It wasn't overly publicized in the media so I briefly forgot that a large part of Nashville was flooded last spring. We happened to be there on the six month anniversary of the flood, and the Opryland complex that is 10 miles outside of downtown is still being renovated. We drove around the area, which included outlet stores (including Off Broadway shoes) that was flooded out and is still not open (horror - all those wasted shoes!). As we made our way around the complex, we noticed there were a few people milling about the actual Grand Ole Opry building, which surprisingly had re-opened in Sept. We weren't able to go inside the auditorium but were able to get pictures around the building and then shop in the fabulous gift shop. We also let our hair down a little on music row, enjoying the 50th anniversary of Tootsie's bar where a lot of country stars got their start. It was so much fun!

We left Nashville on Monday and headed to Asheville, NC. Asheville is a funky, laid back little town filled with shops, clubs, art studios, and great food, and oh yeah, the largest home in the U.S., Biltmore Estate. A couple of the more interesting things we tried were fried pickles (thanks Ashley) and sweetbreads (veal thymus, of all things?) Hmmmm....the jury is out on the latter. The Biltmore Estate itself is worth the trip, and the weather was beautiful!

In the category of 'you just never know what you'll see on the side of the road', on the way home yesterday, we found this little place just below Clayton, GA called Goats on the Roof. It's a country store where they actually have goats living on the roofs of the three buildings, with bridges and ramps connecting all the spaces. They even have grass growing on the roof for the goats to eat! If I can figure out how to post pics here, I will do. Too cute!

So, we are back to the grind this morning. My work has been slow, thus the chance to write all of this. It was nice to put all the stresses of daily life on hold for a few days and it gave us a chance to think about where our lives will go next, and I see a move in our (near?) future. More to follow.

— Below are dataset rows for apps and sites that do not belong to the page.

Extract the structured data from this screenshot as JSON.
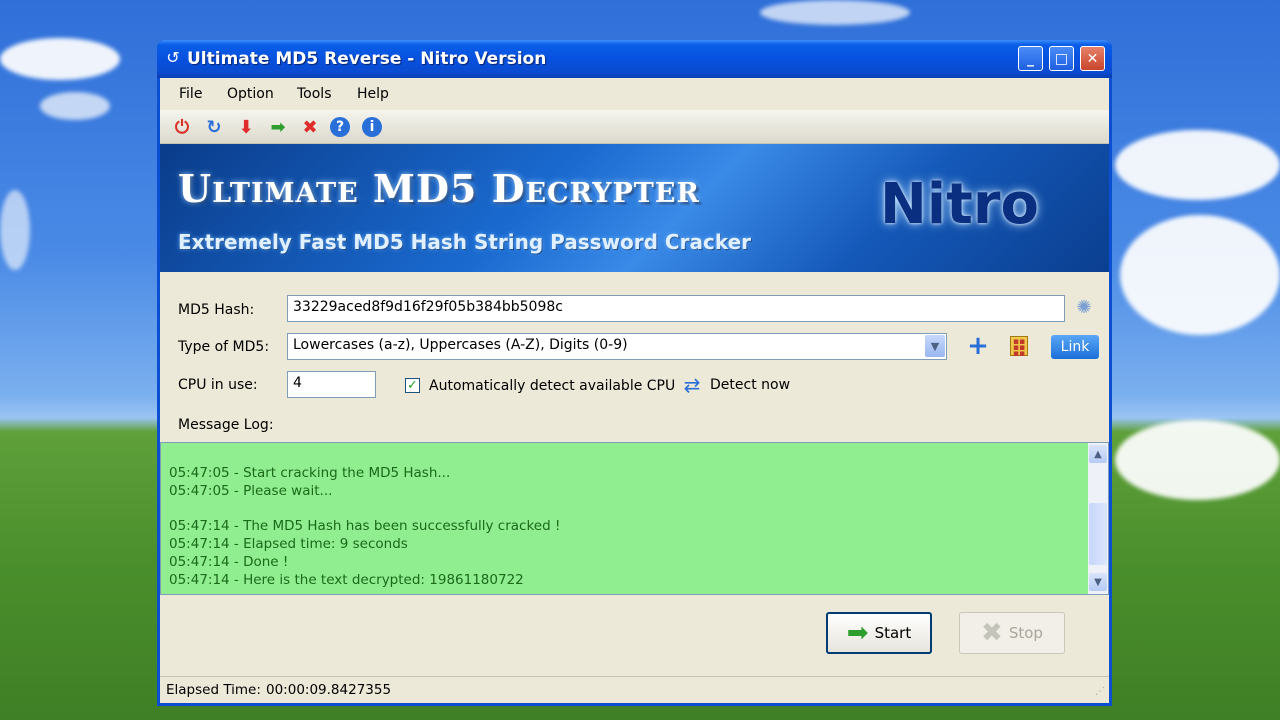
{
  "window": {
    "title": "Ultimate MD5 Reverse - Nitro Version",
    "controls": {
      "minimize": "_",
      "maximize": "□",
      "close": "✕"
    }
  },
  "menu": [
    "File",
    "Option",
    "Tools",
    "Help"
  ],
  "toolbar_icons": [
    "power-icon",
    "refresh-icon",
    "down-arrow-icon",
    "right-arrow-icon",
    "delete-icon",
    "help-icon",
    "info-icon"
  ],
  "banner": {
    "title": "Ultimate MD5 Decrypter",
    "subtitle": "Extremely Fast MD5 Hash String Password Cracker",
    "brand": "Nitro"
  },
  "form": {
    "hash_label": "MD5 Hash:",
    "hash_value": "33229aced8f9d16f29f05b384bb5098c",
    "type_label": "Type of MD5:",
    "type_value": "Lowercases (a-z), Uppercases (A-Z), Digits (0-9)",
    "cpu_label": "CPU in use:",
    "cpu_value": "4",
    "auto_detect_label": "Automatically detect available CPU",
    "auto_detect_checked": true,
    "detect_now_label": "Detect now",
    "link_label": "Link"
  },
  "log": {
    "label": "Message Log:",
    "lines": [
      "05:47:05 - Start cracking the MD5 Hash...",
      "05:47:05 - Please wait...",
      "",
      "05:47:14 - The MD5 Hash has been successfully cracked !",
      "05:47:14 - Elapsed time: 9 seconds",
      "05:47:14 - Done !",
      "05:47:14 - Here is the text decrypted: 19861180722"
    ],
    "background": "#90ee90"
  },
  "buttons": {
    "start": "Start",
    "stop": "Stop"
  },
  "status": {
    "label": "Elapsed Time:",
    "value": "00:00:09.8427355"
  },
  "colors": {
    "titlebar": "#0a5ee8",
    "accent_green": "#21a121",
    "close_red": "#d9342b"
  }
}
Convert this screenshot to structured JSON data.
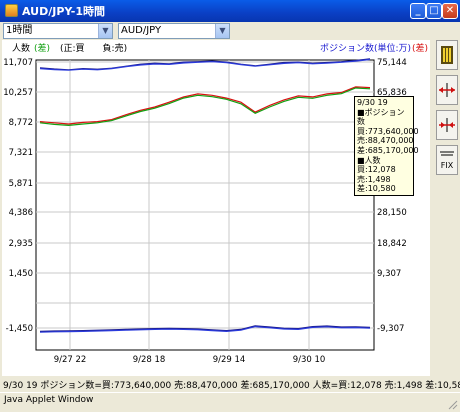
{
  "window": {
    "title": "AUD/JPY-1時間",
    "min_label": "_",
    "max_label": "□",
    "close_label": "✕"
  },
  "toolbar": {
    "interval": "1時間",
    "symbol": "AUD/JPY"
  },
  "chart_header": {
    "left_label": "人数",
    "left_sign": "(差)",
    "left_legend": "(正:買　　負:売)",
    "right_label": "ポジション数(単位:万)",
    "right_sign": "(差)"
  },
  "chart_data": {
    "type": "line",
    "left_axis_ticks": [
      "11,707",
      "10,257",
      "8,772",
      "7,321",
      "5,871",
      "4,386",
      "2,935",
      "1,450",
      "",
      "-1,450"
    ],
    "right_axis_ticks": [
      "75,144",
      "65,836",
      "",
      "",
      "",
      "28,150",
      "18,842",
      "9,307",
      "",
      "-9,307"
    ],
    "x_ticks": [
      "9/27 22",
      "9/28 18",
      "9/29 14",
      "9/30 10"
    ],
    "series": [
      {
        "name": "",
        "color": "#1a1a8c",
        "values": [
          11420,
          11360,
          11320,
          11380,
          11350,
          11400,
          11500,
          11600,
          11650,
          11620,
          11700,
          11720,
          11750,
          11700,
          11600,
          11520,
          11600,
          11680,
          11700,
          11650,
          11680,
          11720,
          11780,
          11860
        ]
      },
      {
        "name": "",
        "color": "#2b3bdc",
        "values": [
          11380,
          11330,
          11300,
          11350,
          11320,
          11380,
          11480,
          11560,
          11610,
          11590,
          11660,
          11690,
          11720,
          11670,
          11580,
          11500,
          11570,
          11640,
          11670,
          11620,
          11650,
          11690,
          11750,
          11830
        ]
      },
      {
        "name": "",
        "color": "#d81010",
        "values": [
          8760,
          8700,
          8640,
          8720,
          8760,
          8860,
          9100,
          9320,
          9480,
          9720,
          9980,
          10130,
          10060,
          9920,
          9720,
          9230,
          9560,
          9830,
          10030,
          9980,
          10130,
          10200,
          10480,
          10440
        ]
      },
      {
        "name": "",
        "color": "#11a011",
        "values": [
          8700,
          8620,
          8570,
          8640,
          8700,
          8810,
          9040,
          9260,
          9420,
          9650,
          9920,
          10060,
          9990,
          9860,
          9640,
          9170,
          9480,
          9760,
          9960,
          9910,
          10060,
          10140,
          10420,
          10380
        ]
      },
      {
        "name": "",
        "color": "#1a1a8c",
        "values": [
          -1620,
          -1600,
          -1590,
          -1580,
          -1560,
          -1540,
          -1520,
          -1500,
          -1480,
          -1470,
          -1480,
          -1500,
          -1540,
          -1580,
          -1520,
          -1340,
          -1400,
          -1460,
          -1480,
          -1380,
          -1350,
          -1400,
          -1390,
          -1420
        ]
      },
      {
        "name": "",
        "color": "#2b3bdc",
        "values": [
          -1660,
          -1640,
          -1630,
          -1620,
          -1600,
          -1580,
          -1560,
          -1540,
          -1520,
          -1510,
          -1520,
          -1540,
          -1580,
          -1620,
          -1560,
          -1380,
          -1440,
          -1500,
          -1520,
          -1420,
          -1390,
          -1440,
          -1430,
          -1460
        ]
      }
    ],
    "ylim": [
      -1900,
      12100
    ],
    "grid": true
  },
  "tooltip": {
    "lines": [
      "9/30 19",
      "■ポジション数",
      "買:773,640,000",
      "売:88,470,000",
      "差:685,170,000",
      "■人数",
      "買:12,078",
      "売:1,498",
      "差:10,580"
    ]
  },
  "side_buttons": [
    {
      "icon": "chart-toggle-icon"
    },
    {
      "icon": "zoom-out-horizontal-icon"
    },
    {
      "icon": "zoom-in-horizontal-icon"
    },
    {
      "icon": "fix-icon",
      "label": "FIX"
    }
  ],
  "status_bar": {
    "text": "9/30 19 ポジション数=買:773,640,000 売:88,470,000 差:685,170,000 人数=買:12,078 売:1,498 差:10,580"
  },
  "java_bar": {
    "text": "Java Applet Window"
  }
}
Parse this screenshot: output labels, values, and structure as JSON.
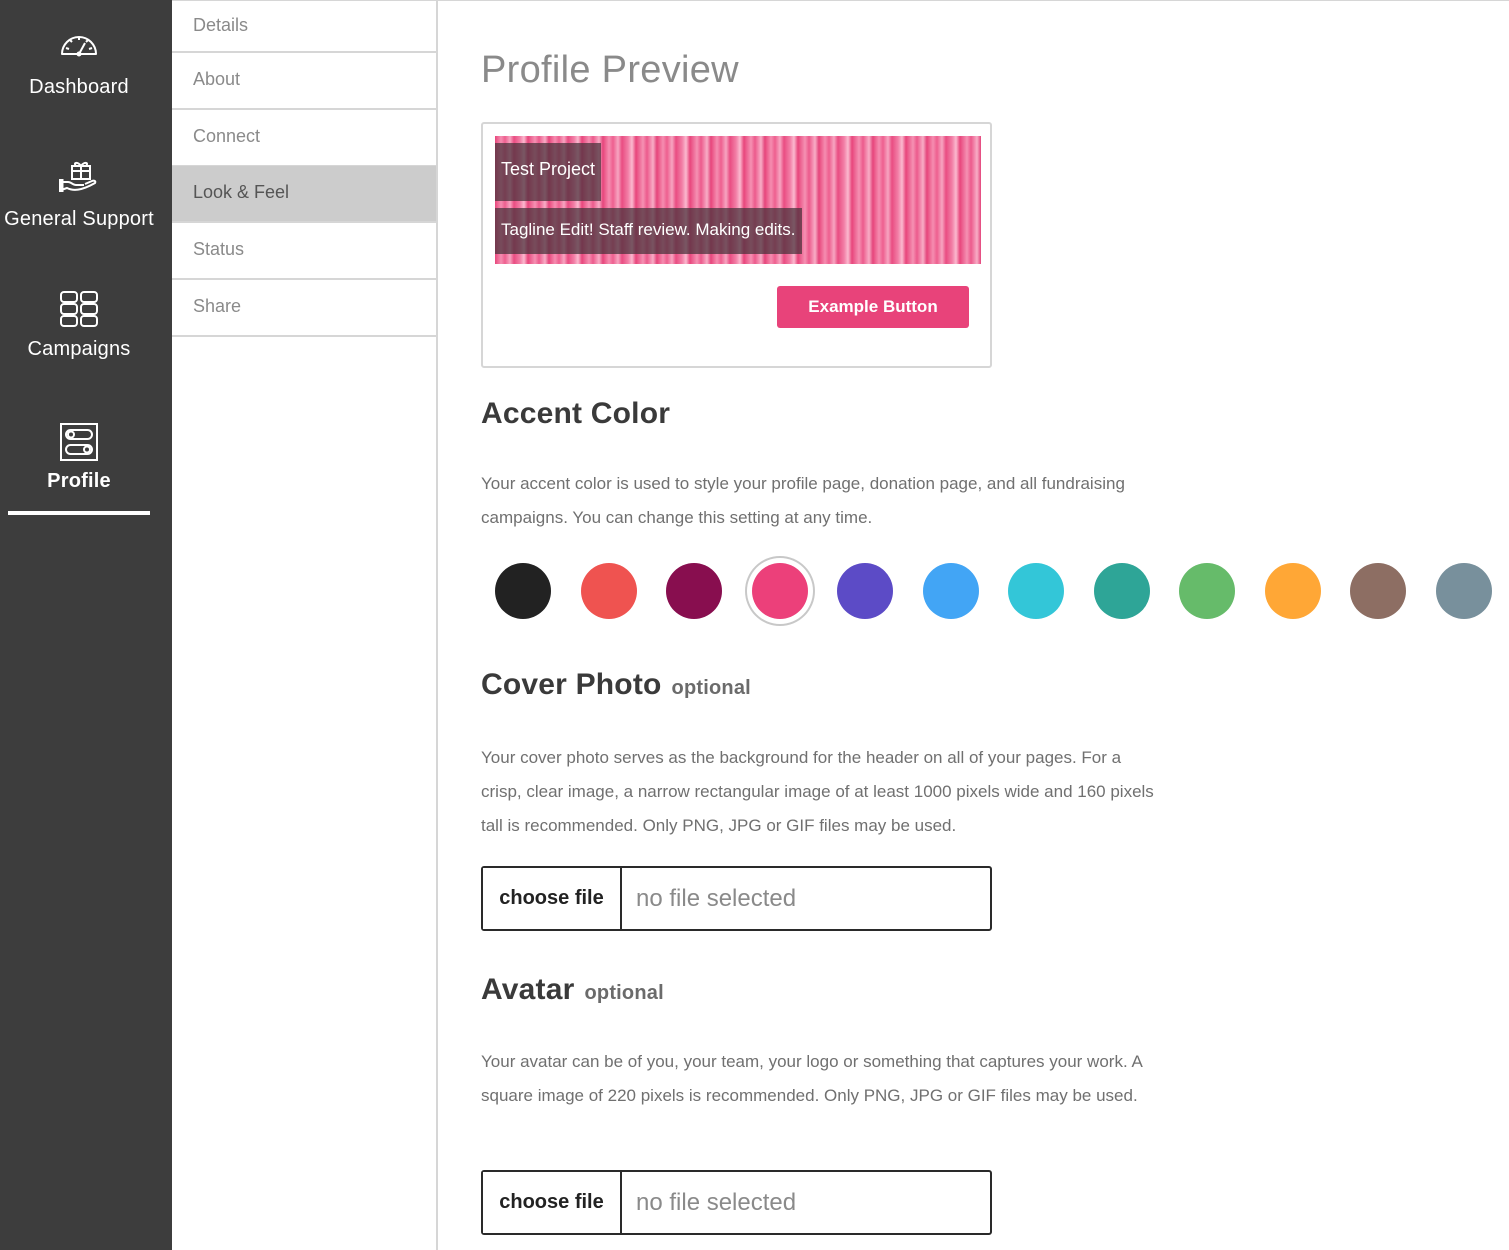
{
  "nav": {
    "items": [
      {
        "label": "Dashboard",
        "icon": "speedometer-icon"
      },
      {
        "label": "General Support",
        "icon": "gift-hand-icon"
      },
      {
        "label": "Campaigns",
        "icon": "grid-icon"
      },
      {
        "label": "Profile",
        "icon": "toggles-icon",
        "active": true
      }
    ]
  },
  "subnav": {
    "items": [
      {
        "label": "Details"
      },
      {
        "label": "About"
      },
      {
        "label": "Connect"
      },
      {
        "label": "Look & Feel",
        "active": true
      },
      {
        "label": "Status"
      },
      {
        "label": "Share"
      }
    ]
  },
  "main": {
    "title": "Profile Preview",
    "preview": {
      "project_title": "Test Project",
      "tagline": "Tagline Edit! Staff review. Making edits.",
      "button_label": "Example Button"
    },
    "accent": {
      "title": "Accent Color",
      "description": "Your accent color is used to style your profile page, donation page, and all fundraising campaigns. You can change this setting at any time.",
      "colors": [
        "#222222",
        "#ef5350",
        "#880e4f",
        "#ec407a",
        "#5c4bc6",
        "#42a5f5",
        "#33c6d8",
        "#2ea597",
        "#66bb6a",
        "#ffa736",
        "#8d6e63",
        "#78909c"
      ],
      "selected_color": "#ec407a"
    },
    "cover": {
      "title": "Cover Photo",
      "optional": "optional",
      "description": "Your cover photo serves as the background for the header on all of your pages. For a crisp, clear image, a narrow rectangular image of at least 1000 pixels wide and 160 pixels tall is recommended. Only PNG, JPG or GIF files may be used.",
      "button_label": "choose file",
      "file_status": "no file selected"
    },
    "avatar": {
      "title": "Avatar",
      "optional": "optional",
      "description": "Your avatar can be of you, your team, your logo or something that captures your work. A square image of 220 pixels is recommended. Only PNG, JPG or GIF files may be used.",
      "button_label": "choose file",
      "file_status": "no file selected"
    }
  }
}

Wednesday, November 3, 2010

It's a process

So, it's been almost two weeks since we closed our business. Shutting it down has been complicated since we had contracts with our clients, some of which rightfully deserve partial refunds (some have already been issued and we are working on the rest). There are some other clients, however, that are outside of the terms of their contract and do not have a refund rightfully coming but still think they are owed money.

I have tried to stop and think about what if it were ME on the other side of this? How rational would I be about MY money? My empathy for people would definitely run me directly into personal bankruptcy so I've had to approach this strictly from a legal standpoint. Unfortunately I cannot reimburse them for future time they would have had coming to them if we had been able to remain open, so only if contractually we owe them a partial refund will they be getting one.

In the past few days, there have been two clients so far who have processed a chargeback to their credit card for what they THINK is owed to them. Amazingly enough, the credit card companies will just take a consumers word for it and charge money back to a merchant, and then send the merchant a notice asking for an explanation to determine if the money is owed back or not. This puts us in a situation where we are without the money in our account that is actually owed to someone else, which is unfair.

I have really tried to remain calm throughout this whole process but sometimes it is hard. Doing the right thing doesn't always mean things will go smoothly...but it does mean that at least, for the most part, I can sleep soundly at night.